The advisory from Governor Eric Holcomb allows municipalities to make their own rules on where and when Hoosiers will have to mask up.
"I am appreciative that he lets the local authorities make their own decisions, but I think it sends a mixed message to people that we are at the end," said Gary Health commissioner Roland Walker.
Right now, Walker said he is keeping a close eye on the rising number of COVID-19 cases, adding that he's seen two large spikes in the past few weeks.
"We are at the 25-yard line and I would not want to spike the ball at the 25-yard line," Walker said.
The City of Gary, like several other communities, has decided to keep their mask mandate in place for the foreseeable future.
"[We're] relaxing some of the restrictions on capacity at restaurants and bars, but leaving the mask mandate,' Walker said.
The advisory will still require masks in schools and state-owned buildings, as well as at COVID testing and vaccine sites.
"The neighboring areas, as long as we have similar rules, can alleviate confusion," Walker said.
COVID-19 killed nearly 13,000 people in Indiana over the past year.
"My wife was sick of COVID and her friend died of COVID," said Indiana resident Demetrius Smith. "It is a good thing to keep it on."
Many said they are still dealing with side effects of the virus -- which is still spreading.
"We all have mask fatigue. I do not want to wear this thing anymore but I also do not want to get anyone sick or getting sick myself," said fellow Indiana resident Mike Dean. "It was not fun and my daughter still has issues six months later."
The battle is not over yet.
"I think because masks are so simple people don't think that it works. But it works to stop the spread," Walker said.
Gov. Holcomb is sticking by his decision to lift the statewide mask mandate despite concerns from health experts about more contagious coronavirus variants and a request from President Joe Biden for states to keep such rules in place.
Holcomb said Wednesday that he also had not heard from Kentucky Gov. Andy Beshear since his comments Monday hoping that Holcomb would reconsider the dropping of Indiana's mandate starting April 6.
Holcomb said Beshear had his cellphone number and was welcome to call, but that he wasn't looking to change his mind.
Indiana public health officials announced 762 new COVID-19 cases and 1 additional death on Monday.
Overall, 12,668 Indiana residents have died from COVID-19 and 691,625 have contracted it since the start of the pandemic.
Health officials say the latest recorded seven-day positive COVID-19 test rate in the state is 4.3%. Health officials say there have been more than 9 million tests administered.
Indiana virus hospitalizations, cases continuing slight rise
Indiana's COVID-19 hospitalizations and new coronavirus cases are continuing to see slight increases after reaching recent lows in mid-March.

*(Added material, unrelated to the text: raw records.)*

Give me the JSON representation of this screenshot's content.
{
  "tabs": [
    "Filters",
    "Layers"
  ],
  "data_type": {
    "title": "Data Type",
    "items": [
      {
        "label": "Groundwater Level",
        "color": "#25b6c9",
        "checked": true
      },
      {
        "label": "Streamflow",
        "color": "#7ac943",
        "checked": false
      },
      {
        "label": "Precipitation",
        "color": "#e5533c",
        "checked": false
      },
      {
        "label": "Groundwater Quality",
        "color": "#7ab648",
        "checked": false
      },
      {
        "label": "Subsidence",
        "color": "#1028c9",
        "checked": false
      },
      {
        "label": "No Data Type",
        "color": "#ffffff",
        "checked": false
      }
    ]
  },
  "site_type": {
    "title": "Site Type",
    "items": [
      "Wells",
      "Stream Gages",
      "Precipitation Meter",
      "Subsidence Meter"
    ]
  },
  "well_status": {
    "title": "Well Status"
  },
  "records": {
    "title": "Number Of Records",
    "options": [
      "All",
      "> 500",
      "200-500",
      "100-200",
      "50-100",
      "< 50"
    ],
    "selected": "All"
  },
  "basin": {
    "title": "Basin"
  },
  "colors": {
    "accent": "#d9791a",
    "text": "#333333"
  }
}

Data released Friday by the Indiana Department of Health show a seven-day average of 988 new infections as of Thursday, up from an average of about 750 two weeks ago.

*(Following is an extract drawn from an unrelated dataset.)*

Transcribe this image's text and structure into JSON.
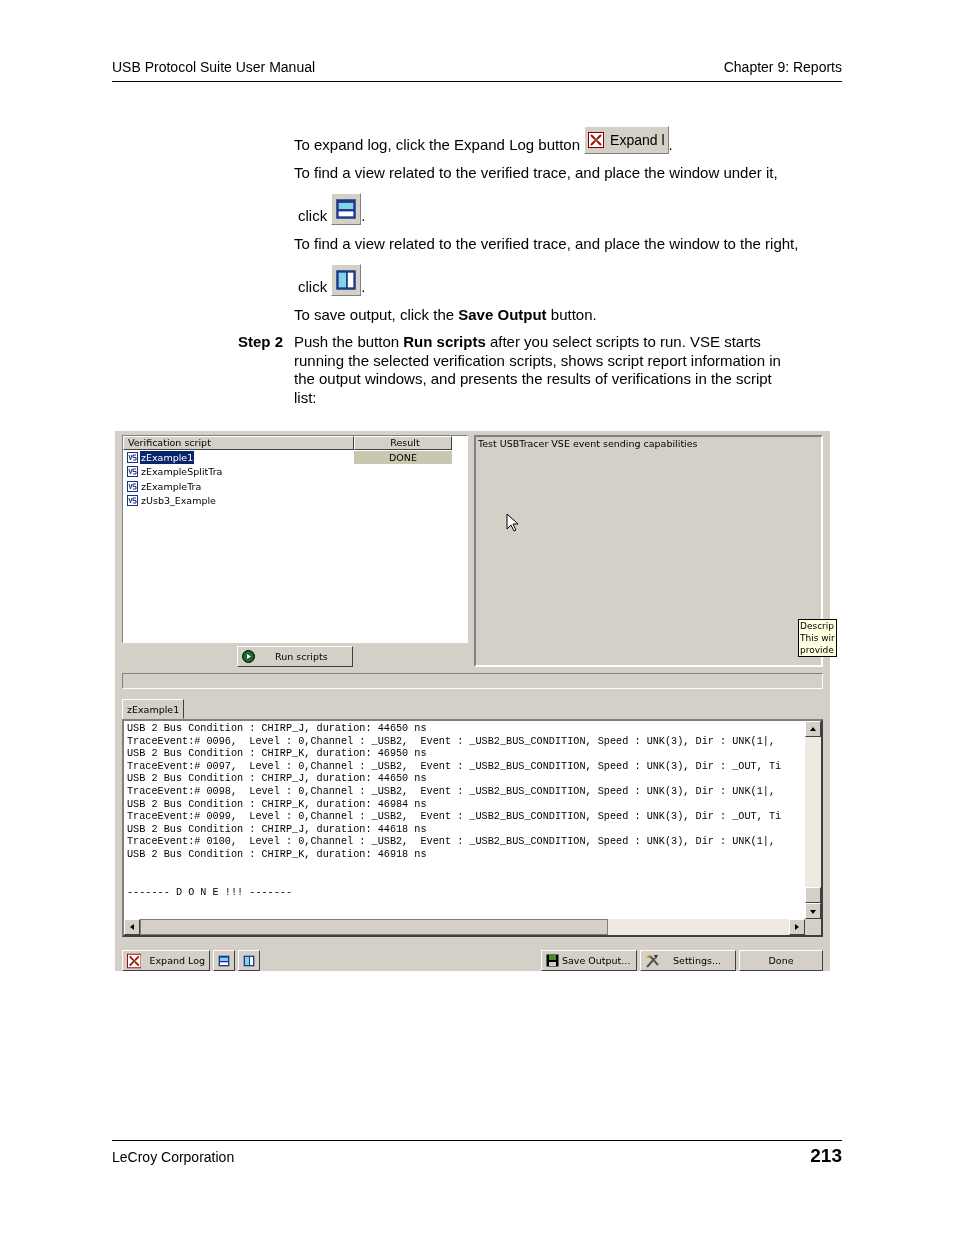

Hospitalizations were at 697, after falling below 600 for several days in mid-March.
The increases come as Indiana prepares to lift the statewide mask mandate next week.

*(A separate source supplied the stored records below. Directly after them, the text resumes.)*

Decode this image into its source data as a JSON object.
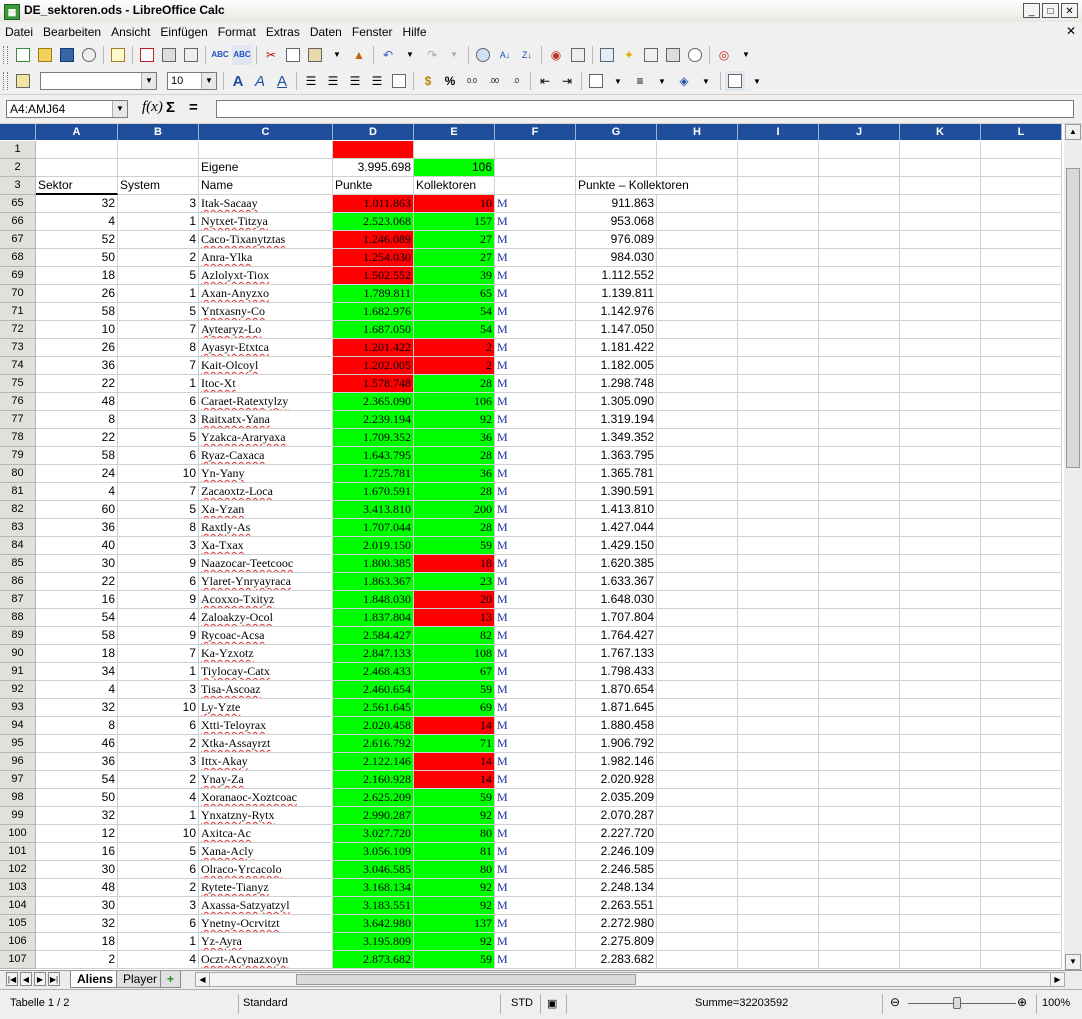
{
  "window": {
    "title": "DE_sektoren.ods - LibreOffice Calc",
    "app_icon": "spreadsheet-icon"
  },
  "menu": [
    "Datei",
    "Bearbeiten",
    "Ansicht",
    "Einfügen",
    "Format",
    "Extras",
    "Daten",
    "Fenster",
    "Hilfe"
  ],
  "formatting": {
    "font_name": "",
    "font_size": "10"
  },
  "formula_bar": {
    "name_box": "A4:AMJ64",
    "content": ""
  },
  "colors": {
    "red": "#ff0000",
    "green": "#00ff00",
    "header_blue": "#1f4e9c"
  },
  "columns": [
    "A",
    "B",
    "C",
    "D",
    "E",
    "F",
    "G",
    "H",
    "I",
    "J",
    "K",
    "L"
  ],
  "header_rows": {
    "r2": {
      "num": "2",
      "C": "Eigene",
      "D": "3.995.698",
      "E": "106"
    },
    "r3": {
      "num": "3",
      "A": "Sektor",
      "B": "System",
      "C": "Name",
      "D": "Punkte",
      "E": "Kollektoren",
      "G": "Punkte – Kollektoren"
    }
  },
  "row1_num": "1",
  "flag": "M",
  "rows": [
    [
      "65",
      "32",
      "3",
      "Itak-Sacaay",
      "1.011.863",
      "10",
      "911.863",
      "r",
      "r"
    ],
    [
      "66",
      "4",
      "1",
      "Nytxet-Titzya",
      "2.523.068",
      "157",
      "953.068",
      "g",
      "g"
    ],
    [
      "67",
      "52",
      "4",
      "Caco-Tixanytztas",
      "1.246.089",
      "27",
      "976.089",
      "r",
      "g"
    ],
    [
      "68",
      "50",
      "2",
      "Anra-Ylka",
      "1.254.030",
      "27",
      "984.030",
      "r",
      "g"
    ],
    [
      "69",
      "18",
      "5",
      "Azlolyxt-Tiox",
      "1.502.552",
      "39",
      "1.112.552",
      "r",
      "g"
    ],
    [
      "70",
      "26",
      "1",
      "Axan-Anyzxo",
      "1.789.811",
      "65",
      "1.139.811",
      "g",
      "g"
    ],
    [
      "71",
      "58",
      "5",
      "Yntxasny-Co",
      "1.682.976",
      "54",
      "1.142.976",
      "g",
      "g"
    ],
    [
      "72",
      "10",
      "7",
      "Aytearyz-Lo",
      "1.687.050",
      "54",
      "1.147.050",
      "g",
      "g"
    ],
    [
      "73",
      "26",
      "8",
      "Ayasyr-Etxtca",
      "1.201.422",
      "2",
      "1.181.422",
      "r",
      "r"
    ],
    [
      "74",
      "36",
      "7",
      "Kait-Olcoyl",
      "1.202.005",
      "2",
      "1.182.005",
      "r",
      "r"
    ],
    [
      "75",
      "22",
      "1",
      "Itoc-Xt",
      "1.578.748",
      "28",
      "1.298.748",
      "r",
      "g"
    ],
    [
      "76",
      "48",
      "6",
      "Caraet-Ratextylzy",
      "2.365.090",
      "106",
      "1.305.090",
      "g",
      "g"
    ],
    [
      "77",
      "8",
      "3",
      "Raitxatx-Yana",
      "2.239.194",
      "92",
      "1.319.194",
      "g",
      "g"
    ],
    [
      "78",
      "22",
      "5",
      "Yzakca-Araryaxa",
      "1.709.352",
      "36",
      "1.349.352",
      "g",
      "g"
    ],
    [
      "79",
      "58",
      "6",
      "Ryaz-Caxaca",
      "1.643.795",
      "28",
      "1.363.795",
      "g",
      "g"
    ],
    [
      "80",
      "24",
      "10",
      "Yn-Yany",
      "1.725.781",
      "36",
      "1.365.781",
      "g",
      "g"
    ],
    [
      "81",
      "4",
      "7",
      "Zacaoxtz-Loca",
      "1.670.591",
      "28",
      "1.390.591",
      "g",
      "g"
    ],
    [
      "82",
      "60",
      "5",
      "Xa-Yzan",
      "3.413.810",
      "200",
      "1.413.810",
      "g",
      "g"
    ],
    [
      "83",
      "36",
      "8",
      "Raxtly-As",
      "1.707.044",
      "28",
      "1.427.044",
      "g",
      "g"
    ],
    [
      "84",
      "40",
      "3",
      "Xa-Txax",
      "2.019.150",
      "59",
      "1.429.150",
      "g",
      "g"
    ],
    [
      "85",
      "30",
      "9",
      "Naazocar-Teetcooc",
      "1.800.385",
      "18",
      "1.620.385",
      "g",
      "r"
    ],
    [
      "86",
      "22",
      "6",
      "Ylaret-Ynryayraca",
      "1.863.367",
      "23",
      "1.633.367",
      "g",
      "g"
    ],
    [
      "87",
      "16",
      "9",
      "Acoxxo-Txityz",
      "1.848.030",
      "20",
      "1.648.030",
      "g",
      "r"
    ],
    [
      "88",
      "54",
      "4",
      "Zaloakzy-Ocol",
      "1.837.804",
      "13",
      "1.707.804",
      "g",
      "r"
    ],
    [
      "89",
      "58",
      "9",
      "Rycoac-Acsa",
      "2.584.427",
      "82",
      "1.764.427",
      "g",
      "g"
    ],
    [
      "90",
      "18",
      "7",
      "Ka-Yzxotz",
      "2.847.133",
      "108",
      "1.767.133",
      "g",
      "g"
    ],
    [
      "91",
      "34",
      "1",
      "Tiylocay-Catx",
      "2.468.433",
      "67",
      "1.798.433",
      "g",
      "g"
    ],
    [
      "92",
      "4",
      "3",
      "Tisa-Ascoaz",
      "2.460.654",
      "59",
      "1.870.654",
      "g",
      "g"
    ],
    [
      "93",
      "32",
      "10",
      "Ly-Yzte",
      "2.561.645",
      "69",
      "1.871.645",
      "g",
      "g"
    ],
    [
      "94",
      "8",
      "6",
      "Xtti-Teloyrax",
      "2.020.458",
      "14",
      "1.880.458",
      "g",
      "r"
    ],
    [
      "95",
      "46",
      "2",
      "Xtka-Assayrzt",
      "2.616.792",
      "71",
      "1.906.792",
      "g",
      "g"
    ],
    [
      "96",
      "36",
      "3",
      "Ittx-Akay",
      "2.122.146",
      "14",
      "1.982.146",
      "g",
      "r"
    ],
    [
      "97",
      "54",
      "2",
      "Ynay-Za",
      "2.160.928",
      "14",
      "2.020.928",
      "g",
      "r"
    ],
    [
      "98",
      "50",
      "4",
      "Xoranaoc-Xoztcoac",
      "2.625.209",
      "59",
      "2.035.209",
      "g",
      "g"
    ],
    [
      "99",
      "32",
      "1",
      "Ynxatzny-Rytx",
      "2.990.287",
      "92",
      "2.070.287",
      "g",
      "g"
    ],
    [
      "100",
      "12",
      "10",
      "Axitca-Ac",
      "3.027.720",
      "80",
      "2.227.720",
      "g",
      "g"
    ],
    [
      "101",
      "16",
      "5",
      "Xana-Acly",
      "3.056.109",
      "81",
      "2.246.109",
      "g",
      "g"
    ],
    [
      "102",
      "30",
      "6",
      "Olraco-Yrcacolo",
      "3.046.585",
      "80",
      "2.246.585",
      "g",
      "g"
    ],
    [
      "103",
      "48",
      "2",
      "Rytete-Tianyz",
      "3.168.134",
      "92",
      "2.248.134",
      "g",
      "g"
    ],
    [
      "104",
      "30",
      "3",
      "Axassa-Satzyatzyl",
      "3.183.551",
      "92",
      "2.263.551",
      "g",
      "g"
    ],
    [
      "105",
      "32",
      "6",
      "Ynetny-Ocrvitzt",
      "3.642.980",
      "137",
      "2.272.980",
      "g",
      "g"
    ],
    [
      "106",
      "18",
      "1",
      "Yz-Ayra",
      "3.195.809",
      "92",
      "2.275.809",
      "g",
      "g"
    ],
    [
      "107",
      "2",
      "4",
      "Oczt-Acynazxoyn",
      "2.873.682",
      "59",
      "2.283.682",
      "g",
      "g"
    ]
  ],
  "sheet_tabs": [
    "Aliens",
    "Player"
  ],
  "status": {
    "sheet": "Tabelle 1 / 2",
    "style": "Standard",
    "mode": "STD",
    "sum": "Summe=32203592",
    "zoom": "100%"
  }
}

But both figures are down more than 80% from December peaks. Indiana's average daily COVID-19 deaths have dropped from more than 100 a day to fewer than 10 a day since then.
IN COVID vaccine eligibility expanded to all residents 16 and up
Indiana opened COVID vaccine appointments to all residents 16 and older Wednesday.
Residents can make an appointment by dialing 211 or visiting the state website ourshot.in.gov.
The state is no longer requiring proof of residency to be FEMA compliant and to help people who may not have documents mailed to their address.
Diana Garcia Burns, director of the East Chicago Health Department, called the vaccine expansion a "game changer" at a troubling inflection point.
"The more people that are vaccinated, the less likely the increase spread of disease," Garcia Burns said. "Our COVID cases are ticking upward, so it's important."
Indiana lawmakers advance bill allowing health order appeals
Indiana lawmakers have advanced legislation that would make it easier to overturn local health orders or enforcement actions.
The move comes amid complaints from conservatives about Republican Gov. Eric Holcomb's statewide response to the coronavirus.
The Senate bill creates a process allowing the public to appeal local health orders to county or city elected boards. Such orders can include citations, fines or an order to close a business. After an appeal is filed, the enforcement action is halted until the matter is resolved.
That could allow a business to stay open until an appeal is heard by a city or county board, even if it is not following health orders.
The Associated Press contributed to this report.